Andrés Reséndez is a historian and author specializing in colonial Latin America, borderlands, and the Iberian world. Andrés’ most recent book is entitled The Other Slavery: The Uncovered Story of Indian Enslavement in America, and it tells the story of the tens of thousands of Indians who were enslaved from the time of the conquistadors right up to the early 20th century. Andrés Reséndez’s focus has been focused on the dynamics of borderlands in North America for a long time; and can range from the enslavement of indigenous people, to the emergence of ethnic or national identities. Andrés Reséndez is a history professor at the University of California, where he teaches undergraduate courses on Latin America and Mexico. Please enjoy my interview with Andrés Reséndez.
When someone asks you ‘what do you do for a living?’ – How do you respond?
I generally don’t know what to say and fumble. Sometimes I reply “historian” to which the immediate follow-up is “yes, that’s nice, but how do you support yourself?” Other times I say “professor” which, I guess, is closer to what I actually do on any given day: go to the university and teach my classes, hold office hours, go to faculty meetings, etc.
I am currently reading The Luminaries by Eleanor Catton.

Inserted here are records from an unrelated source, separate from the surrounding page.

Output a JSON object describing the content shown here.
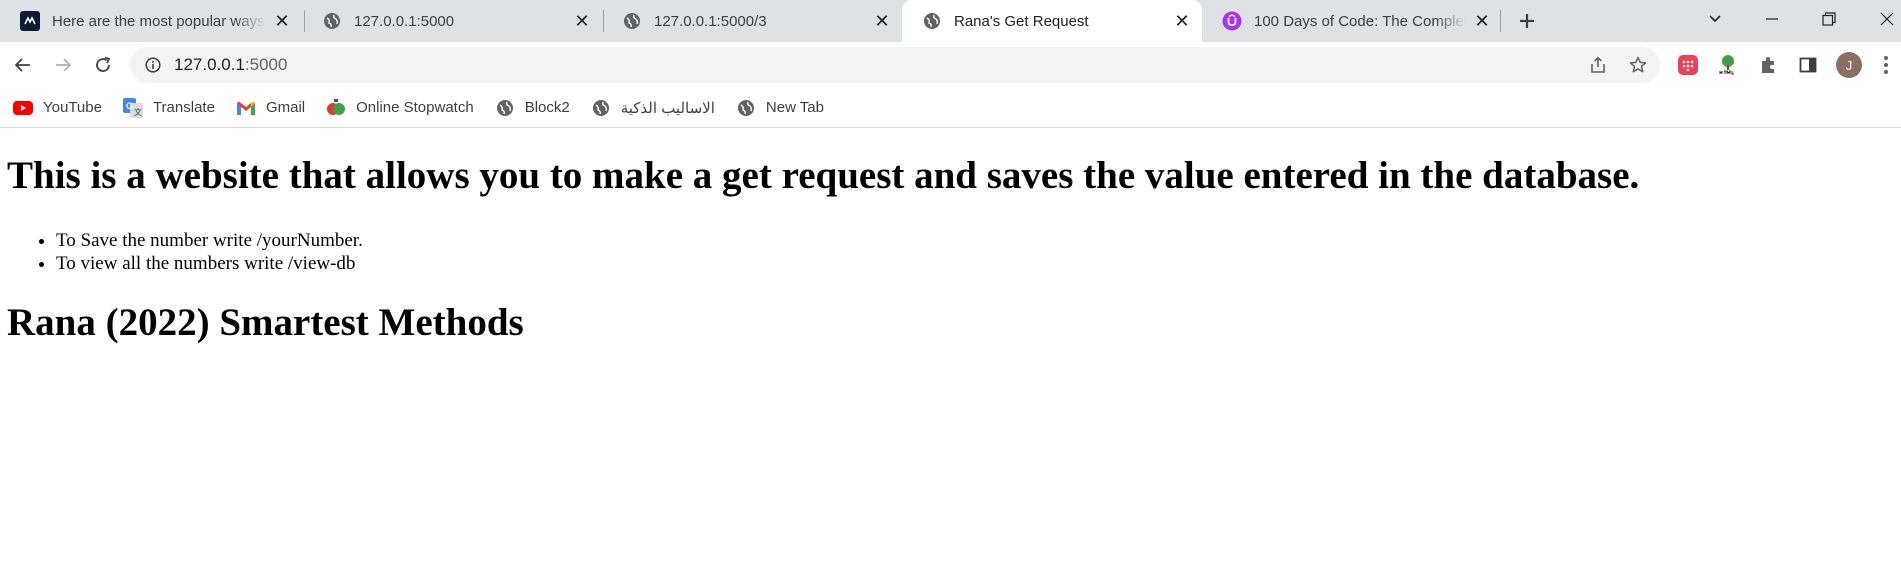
{
  "tabs": [
    {
      "title": "Here are the most popular ways t",
      "icon": "alpine-logo-icon",
      "active": false
    },
    {
      "title": "127.0.0.1:5000",
      "icon": "globe-icon",
      "active": false
    },
    {
      "title": "127.0.0.1:5000/3",
      "icon": "globe-icon",
      "active": false
    },
    {
      "title": "Rana's Get Request",
      "icon": "globe-icon",
      "active": true
    },
    {
      "title": "100 Days of Code: The Complete",
      "icon": "udemy-icon",
      "active": false
    }
  ],
  "address_bar": {
    "host": "127.0.0.1",
    "port": ":5000"
  },
  "bookmarks": [
    {
      "label": "YouTube",
      "icon": "youtube-icon"
    },
    {
      "label": "Translate",
      "icon": "translate-icon"
    },
    {
      "label": "Gmail",
      "icon": "gmail-icon"
    },
    {
      "label": "Online Stopwatch",
      "icon": "stopwatch-icon"
    },
    {
      "label": "Block2",
      "icon": "globe-icon"
    },
    {
      "label": "الاساليب الذكية",
      "icon": "globe-icon"
    },
    {
      "label": "New Tab",
      "icon": "globe-icon"
    }
  ],
  "profile": {
    "initial": "J",
    "color": "#8d6e63"
  },
  "page": {
    "heading": "This is a website that allows you to make a get request and saves the value entered in the database.",
    "instructions": [
      "To Save the number write /yourNumber.",
      "To view all the numbers write /view-db"
    ],
    "subheading": "Rana (2022) Smartest Methods"
  },
  "colors": {
    "tabstrip": "#dee1e6",
    "omnibox": "#f1f3f4",
    "text": "#202124"
  }
}
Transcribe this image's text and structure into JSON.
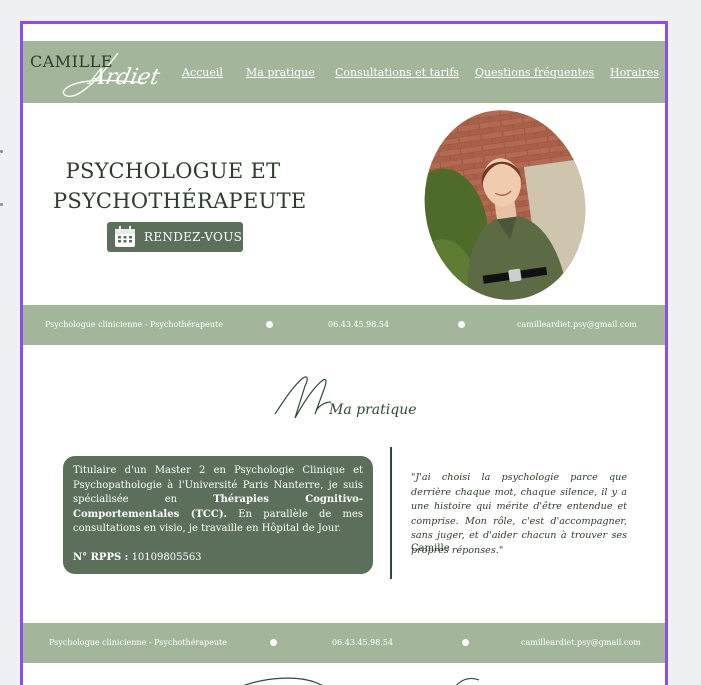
{
  "logo": {
    "first": "CAMILLE",
    "last": "Ardiet"
  },
  "nav": {
    "items": [
      {
        "label": "Accueil"
      },
      {
        "label": "Ma pratique"
      },
      {
        "label": "Consultations et tarifs"
      },
      {
        "label": "Questions fréquentes"
      },
      {
        "label": "Horaires"
      }
    ]
  },
  "hero": {
    "title_line1": "PSYCHOLOGUE ET",
    "title_line2": "PSYCHOTHÉRAPEUTE",
    "button_label": "RENDEZ-VOUS",
    "button_icon": "calendar-icon"
  },
  "info_band": {
    "title": "Psychologue clinicienne - Psychothérapeute",
    "phone": "06.43.45.98.54",
    "email": "camilleardiet.psy@gmail.com"
  },
  "practice": {
    "heading": "Ma pratique",
    "card": {
      "intro": "Titulaire d'un Master 2 en Psychologie Clinique et Psychopathologie à l'Université Paris Nanterre, je suis spécialisée en ",
      "bold": "Thérapies Cognitivo-Comportementales (TCC).",
      "rest": " En parallèle de mes consultations en visio, je travaille en Hôpital de Jour.",
      "rpps_label": "N° RPPS :",
      "rpps_value": "10109805563"
    },
    "quote": "\"J'ai choisi la psychologie parce que derrière chaque mot, chaque silence, il y a une histoire qui mérite d'être entendue et comprise. Mon rôle, c'est d'accompagner, sans juger, et d'aider chacun à trouver ses propres réponses.\"",
    "quote_author": "Camille"
  },
  "colors": {
    "sage": "#a3b69c",
    "dark_green": "#5b6f5b",
    "text_green": "#2d3d2d",
    "frame": "#8b4ee8"
  }
}
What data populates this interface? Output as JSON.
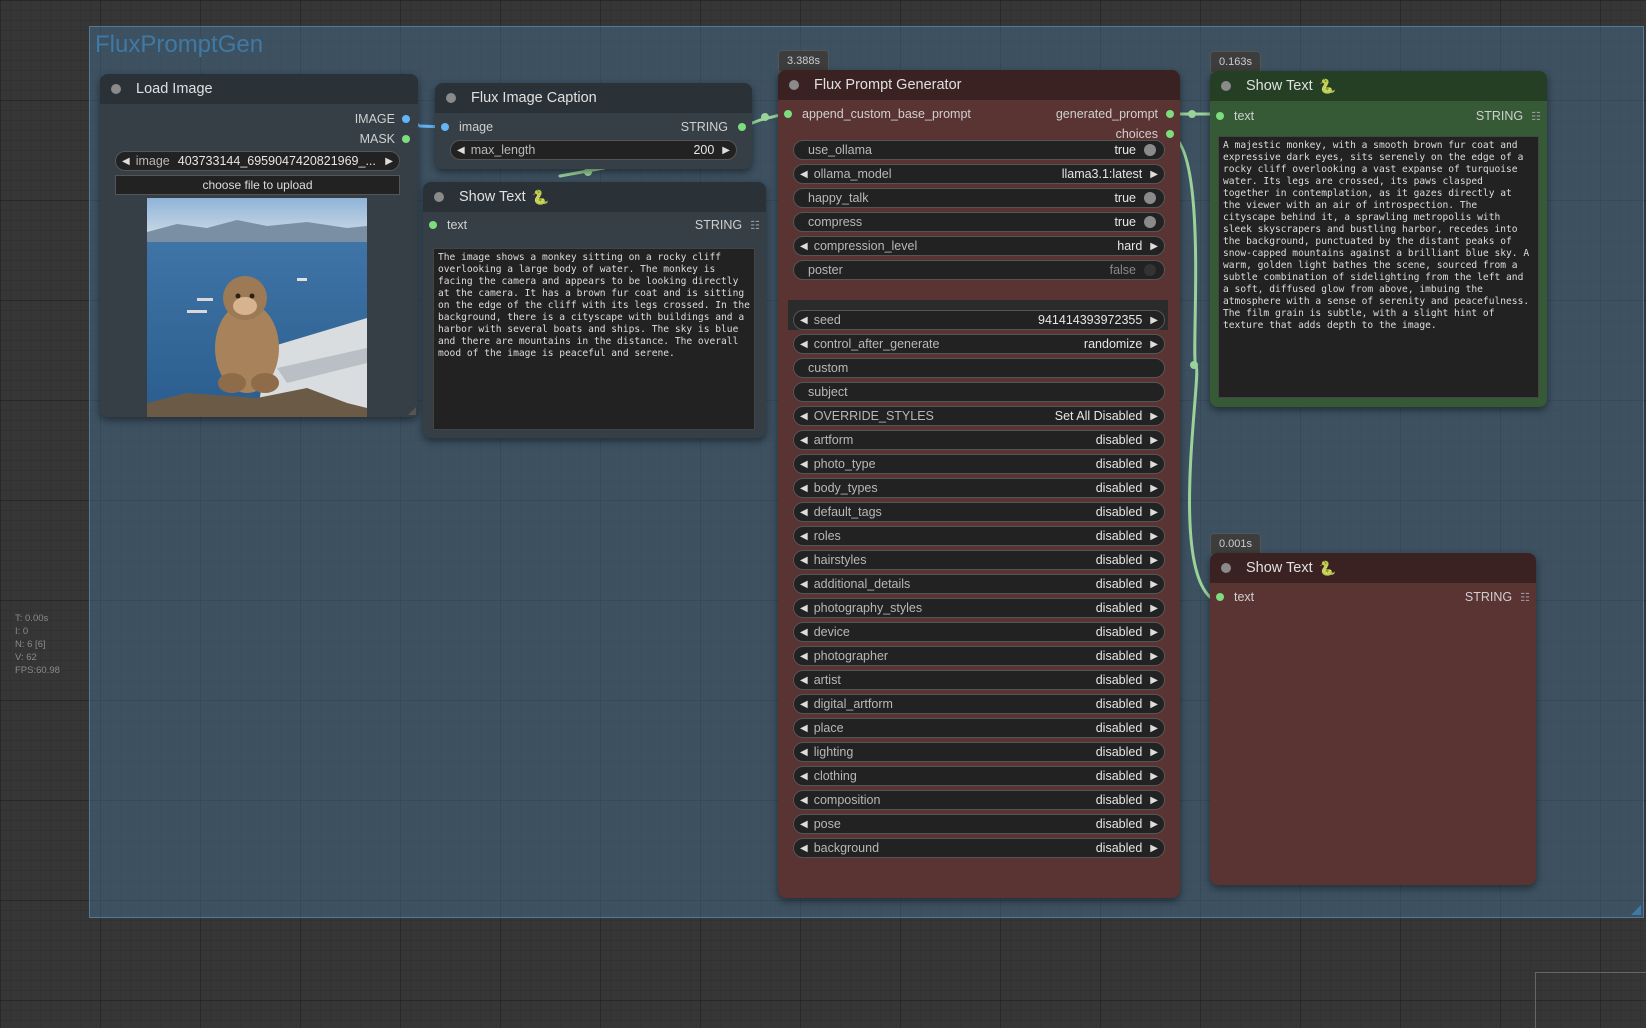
{
  "group": {
    "title": "FluxPromptGen"
  },
  "stats": [
    "T: 0.00s",
    "I: 0",
    "N: 6 [6]",
    "V: 62",
    "FPS:60.98"
  ],
  "load_image": {
    "title": "Load Image",
    "outputs": [
      "IMAGE",
      "MASK"
    ],
    "image_label": "image",
    "image_value": "403733144_6959047420821969_...",
    "upload_label": "choose file to upload",
    "preview_icon": "monkey-photo"
  },
  "caption": {
    "title": "Flux Image Caption",
    "input": "image",
    "output": "STRING",
    "max_length_label": "max_length",
    "max_length_value": "200"
  },
  "show_text_1": {
    "title": "Show Text",
    "input": "text",
    "output": "STRING",
    "text": "The image shows a monkey sitting on a rocky cliff overlooking a large body of water. The monkey is facing the camera and appears to be looking directly at the camera. It has a brown fur coat and is sitting on the edge of the cliff with its legs crossed. In the background, there is a cityscape with buildings and a harbor with several boats and ships. The sky is blue and there are mountains in the distance. The overall mood of the image is peaceful and serene."
  },
  "generator": {
    "timing": "3.388s",
    "title": "Flux Prompt Generator",
    "input": "append_custom_base_prompt",
    "outputs": [
      "generated_prompt",
      "choices"
    ],
    "toggles": [
      {
        "label": "use_ollama",
        "value": "true",
        "on": true
      },
      {
        "label": "ollama_model",
        "value": "llama3.1:latest",
        "combo": true
      },
      {
        "label": "happy_talk",
        "value": "true",
        "on": true
      },
      {
        "label": "compress",
        "value": "true",
        "on": true
      },
      {
        "label": "compression_level",
        "value": "hard",
        "combo": true
      },
      {
        "label": "poster",
        "value": "false",
        "on": false
      }
    ],
    "seed_label": "seed",
    "seed_value": "941414393972355",
    "cag_label": "control_after_generate",
    "cag_value": "randomize",
    "custom_label": "custom",
    "subject_label": "subject",
    "styles": [
      {
        "label": "OVERRIDE_STYLES",
        "value": "Set All Disabled"
      },
      {
        "label": "artform",
        "value": "disabled"
      },
      {
        "label": "photo_type",
        "value": "disabled"
      },
      {
        "label": "body_types",
        "value": "disabled"
      },
      {
        "label": "default_tags",
        "value": "disabled"
      },
      {
        "label": "roles",
        "value": "disabled"
      },
      {
        "label": "hairstyles",
        "value": "disabled"
      },
      {
        "label": "additional_details",
        "value": "disabled"
      },
      {
        "label": "photography_styles",
        "value": "disabled"
      },
      {
        "label": "device",
        "value": "disabled"
      },
      {
        "label": "photographer",
        "value": "disabled"
      },
      {
        "label": "artist",
        "value": "disabled"
      },
      {
        "label": "digital_artform",
        "value": "disabled"
      },
      {
        "label": "place",
        "value": "disabled"
      },
      {
        "label": "lighting",
        "value": "disabled"
      },
      {
        "label": "clothing",
        "value": "disabled"
      },
      {
        "label": "composition",
        "value": "disabled"
      },
      {
        "label": "pose",
        "value": "disabled"
      },
      {
        "label": "background",
        "value": "disabled"
      }
    ]
  },
  "show_text_2": {
    "timing": "0.163s",
    "title": "Show Text",
    "input": "text",
    "output": "STRING",
    "text": "A majestic monkey, with a smooth brown fur coat and expressive dark eyes, sits serenely on the edge of a rocky cliff overlooking a vast expanse of turquoise water. Its legs are crossed, its paws clasped together in contemplation, as it gazes directly at the viewer with an air of introspection. The cityscape behind it, a sprawling metropolis with sleek skyscrapers and bustling harbor, recedes into the background, punctuated by the distant peaks of snow-capped mountains against a brilliant blue sky. A warm, golden light bathes the scene, sourced from a subtle combination of sidelighting from the left and a soft, diffused glow from above, imbuing the atmosphere with a sense of serenity and peacefulness. The film grain is subtle, with a slight hint of texture that adds depth to the image."
  },
  "show_text_3": {
    "timing": "0.001s",
    "title": "Show Text",
    "input": "text",
    "output": "STRING"
  },
  "colors": {
    "node_grey": "#353f45",
    "node_red": "#5a3333",
    "node_green": "#355a35"
  }
}
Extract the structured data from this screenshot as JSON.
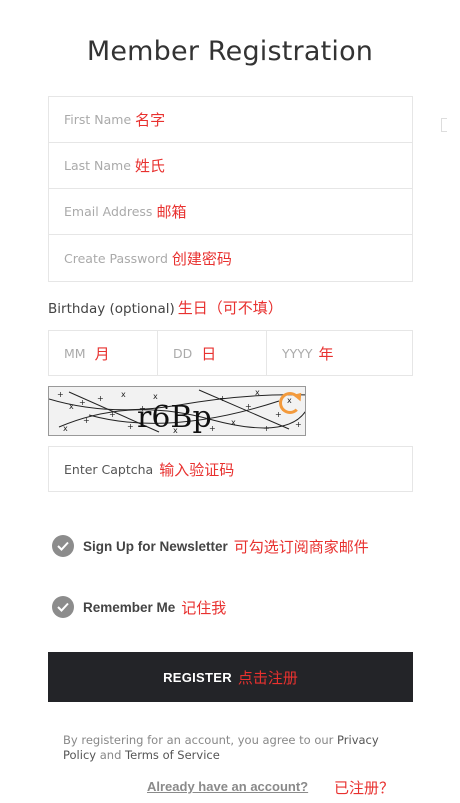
{
  "page": {
    "title": "Member Registration"
  },
  "form": {
    "first_name": {
      "placeholder": "First Name",
      "annotation": "名字"
    },
    "last_name": {
      "placeholder": "Last Name",
      "annotation": "姓氏"
    },
    "email": {
      "placeholder": "Email Address",
      "annotation": "邮箱"
    },
    "password": {
      "placeholder": "Create Password",
      "annotation": "创建密码"
    },
    "birthday": {
      "label": "Birthday (optional)",
      "annotation": "生日（可不填）",
      "month": {
        "placeholder": "MM",
        "annotation": "月"
      },
      "day": {
        "placeholder": "DD",
        "annotation": "日"
      },
      "year": {
        "placeholder": "YYYY",
        "annotation": "年"
      }
    },
    "captcha": {
      "image_text": "r6Bp",
      "input_placeholder": "Enter Captcha",
      "annotation": "输入验证码"
    },
    "newsletter": {
      "label": "Sign Up for Newsletter",
      "annotation": "可勾选订阅商家邮件",
      "checked": true
    },
    "remember": {
      "label": "Remember Me",
      "annotation": "记住我",
      "checked": true
    },
    "submit": {
      "label": "REGISTER",
      "annotation": "点击注册"
    }
  },
  "terms": {
    "prefix": "By registering for an account, you agree to our ",
    "privacy_link": "Privacy Policy",
    "middle": " and ",
    "terms_link": "Terms of Service"
  },
  "login": {
    "link": "Already have an account?",
    "annotation": "已注册？"
  },
  "colors": {
    "annotation": "#e8312f",
    "button": "#232428",
    "check": "#8c8c8c"
  }
}
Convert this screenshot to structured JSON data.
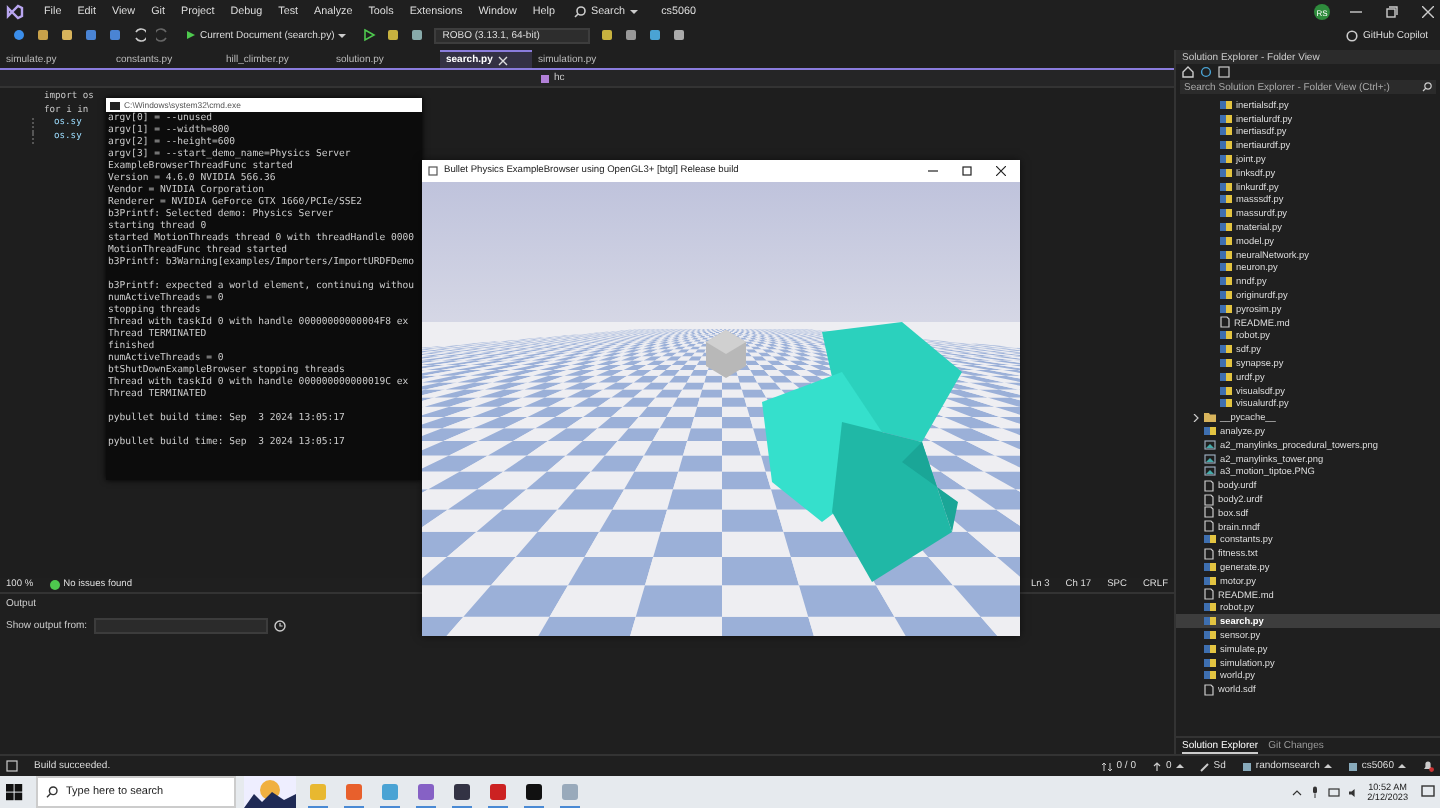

My working theory is that by reading really good prose some of it will rub off on me. I’m not sure that it will ever work, but hope springs eternal.
What’s your earliest memory of reading?
I grew up in Mexico City in the 1970s and 1980s when the Latin American boom was going strong. So I was brought up on a steady diet of Jorge Luis Borges, Carlos Fuentes, and Gabriel García Márquez.
If you could encourage young people to read one book in particular, what would it be?
I am fascinated by excellent writers whose works dovetail with the geographic region and themes that I’m most interested in. So it would come down to something like Blood Meridian by Cormac McCarthy.
What is the worst job you’ve ever had?
I’ve had very few jobs: bartender in Paris, history professor in the US, and consultant for historical soap operas (telenovelas) in Mexico. I don’t know about the worst, but the best was the last one. I would sit down with a couple professional script writers—and fun people—who would transform the historical information that I had gathered into lively dialogue and television scenes.
Do you read as much as you’d like to?
Not at all. I wish I could have a sabbatical year not for researching and writing another book but just for reading whatever I wanted.
What books do you feel are important reading for people on your career path?
History is a very fragmented discipline by geography, by periodization, and by type—i.e., environmental, social, military, etc. My own specialties are colonial Mexican history, history of frontiers and borderlands, and increasingly the Pacific Ocean. Some key texts would include The Aztecs Under Spanish Rule by Charles Gibson, Ambivalent Conquests by Inga Clendinnen, Empires of the Atlantic World by John Elliott, Comanche Empire by Pekka Hämäläinen, and War of a Thousand Deserts by Brian DeLay to name a few.
Is there a book that you’ve read more than once? What is it and why did you revisit it?
What book have you recommended the most to friends and family?
That’s a very hard question, but probably The Milagro Beanfield War by John Nichols.
What’s your favourite genre of book?
I don’t have a favourite genre. But I have noticed that, along with the rest of the world, I’ve been gravitating toward crime novels in recent years: Stieg Larsson, Henning Mankell, Jo Nesbø, Higashino, Élmer Mendoza, etc. Full disclosure: my wife is from Scandinavia and thus my initial interest.
What do you think a world without books would be like?
Is there an author whose writing you’re such a fan of, that you’ll read everything they release?
Gary Shteyngart, Michael Chabon, and Junot Díaz. All three are language stylists and their works are very funny.
I seriously doubt it. A digital book is far inferior to a paper book in many respects (cannot be lent, will disappear after your account is gone, etc.).
What is the book that you feel has had the single biggest impact on your life?
Probably Zapata and The Mexican Revolution by John Womack. I read it as a teenager and it came as a revelation about the power of history.
What books or subject matter do you plan on reading in the next year?
I am in the early stages of a book project about the enormous difficulties of navigating the Pacific Ocean in the sixteenth century. So I expect to read a great deal about sailing, currents, Polynesians, and remote islands.